I came up with the top three right away, although I debated the order. Gryner ends up at # 1 because it’s the flawless ten-song pop album I always hoped she’d deliver (you likely haven’t heard of it—despite a nearly 20-year career, this Canadian singer/songwriter has remained obscure due to releasing all of her music (save one early major-label album) independently.) Kaputt is still a singular listen (yacht rock equal parts Steely Dan and Pet Shop Boys), taking me to an unlikely happy place every time, while Random Access Memories is the rare zeitgeist release that aptly sums up the past, defines the present and looks ahead to the future.

Based on year-end best-of lists, I’m not surprised I Know What Love Isn’t, Dottie’s Charms and Heartthrob all ended up in the top ten, since each originally placed at # 1 or 2 in their respective years (and, despite being only my fifth-favorite Saint Etienne album, Words and Music… is admittedly pretty good). With hindsight, 2010 had a few shifts: One Life Stand (#3 in 2010) and I Speak Because I Can (#4) now rate higher than Love and Its Opposite (#1) and IRM (#2)—let’s just say that the Thorn and Gainsbourg albums were fervently anticipated at the time, while I initially had no expectations for the others. The one record that has grown on me the most is Pickin’ Up The Pieces: #5 in 2011, it’s nearly as perfect a ten-song pop album as Northern Gospel.

As with the 2000’s (and as I get older), it’s a challenge trying to recognize any trends here. I find myself increasingly relying on new releases by artists familiar to me, so when a Haim or Janelle Monae emerges, it’s a big deal—especially as some longtime favorites take increasingly longer breaks between releases (I’m looking at you, Apple, Lekman, Saadiq, Thorn and Robyn). Fortunately, 2015 is shaping up to be an exceptional year for new music; I’ve already heard at least four albums that would easily place on this list.

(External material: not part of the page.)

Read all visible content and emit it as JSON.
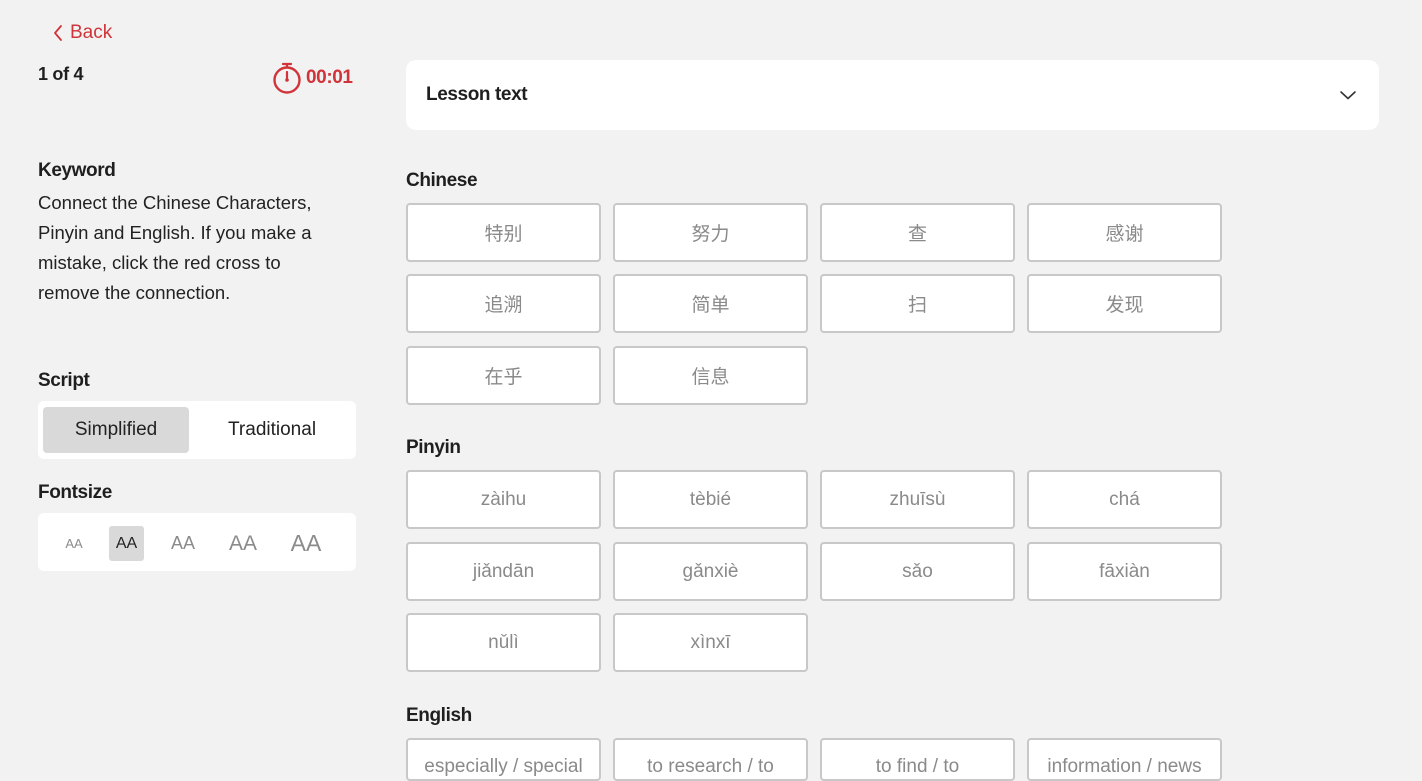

1. Emm Gryner, Northern Gospel
2. Destroyer, Kaputt
3. Daft Punk, Random Access Memories
4. Jens Lekman, I Know What Love Isn’t
5. Fitz and the Tantrums, Pickin’ Up The Pieces
6. Laura Marling, I Speak Because I Can
7. Hot Chip, One Life Stand
8. Tegan and Sara, Heartthrob
9. Saint Etienne, Words and Music By Saint Etienne
10. Jill Sobule, Dottie’s Charms
11. Tracey Thorn, Love and Its Opposite
12. Fiona Apple, The Idler Wheel…
13. Future Islands, Singles
14. Raphael Saadiq, Stone Rollin’
15. Janelle Monae, The ArchAndroid
16. The New Pornographers, Brill Bruisers
17. Haim, Days Are Gone
18. Hot Chip, In Our Heads
19. Sam Phillips, Push Any Button
20. Laura Marling, Once I Was An Eagle
21. Robyn, Body Talk
22. Charlotte Gainsbourg, IRM
23. Alison Moyet, The Minutes
24. Rufus Wainwright, Out Of The Game
25. Fleet Foxes, Helplessness Blues